In the records below, find the line containing "Convert this screenshot"; copy exactly that line and all lines after it to the end, and nothing else.

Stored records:

====

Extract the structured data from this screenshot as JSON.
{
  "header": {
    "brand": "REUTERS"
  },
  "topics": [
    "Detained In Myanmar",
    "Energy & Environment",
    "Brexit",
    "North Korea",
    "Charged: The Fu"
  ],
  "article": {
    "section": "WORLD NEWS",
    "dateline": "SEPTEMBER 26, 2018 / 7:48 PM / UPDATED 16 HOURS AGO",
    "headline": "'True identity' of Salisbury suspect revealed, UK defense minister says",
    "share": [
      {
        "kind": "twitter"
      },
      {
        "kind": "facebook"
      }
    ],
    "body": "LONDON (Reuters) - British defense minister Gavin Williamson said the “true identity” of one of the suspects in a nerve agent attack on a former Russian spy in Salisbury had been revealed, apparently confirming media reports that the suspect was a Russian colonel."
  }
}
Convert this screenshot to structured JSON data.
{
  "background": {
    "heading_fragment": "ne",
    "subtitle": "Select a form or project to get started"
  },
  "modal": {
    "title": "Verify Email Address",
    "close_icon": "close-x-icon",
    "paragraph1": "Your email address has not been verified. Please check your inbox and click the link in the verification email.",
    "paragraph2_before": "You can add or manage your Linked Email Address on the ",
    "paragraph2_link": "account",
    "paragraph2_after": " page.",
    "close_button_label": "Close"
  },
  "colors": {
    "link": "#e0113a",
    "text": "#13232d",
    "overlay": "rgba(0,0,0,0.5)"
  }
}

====

ANSWER TO THIS PROBLEM:
Convert this screenshot to structured JSON data.
{
  "background": {
    "heading_fragment": "ne",
    "subtitle": "Select a form or project to get started"
  },
  "modal": {
    "title": "Verify Email Address",
    "close_icon": "close-x-icon",
    "paragraph1": "Your email address has not been verified. Please check your inbox and click the link in the verification email.",
    "paragraph2_before": "You can add or manage your Linked Email Address on the ",
    "paragraph2_link": "account",
    "paragraph2_after": " page.",
    "close_button_label": "Close"
  },
  "colors": {
    "link": "#e0113a",
    "text": "#13232d",
    "overlay": "rgba(0,0,0,0.5)"
  }
}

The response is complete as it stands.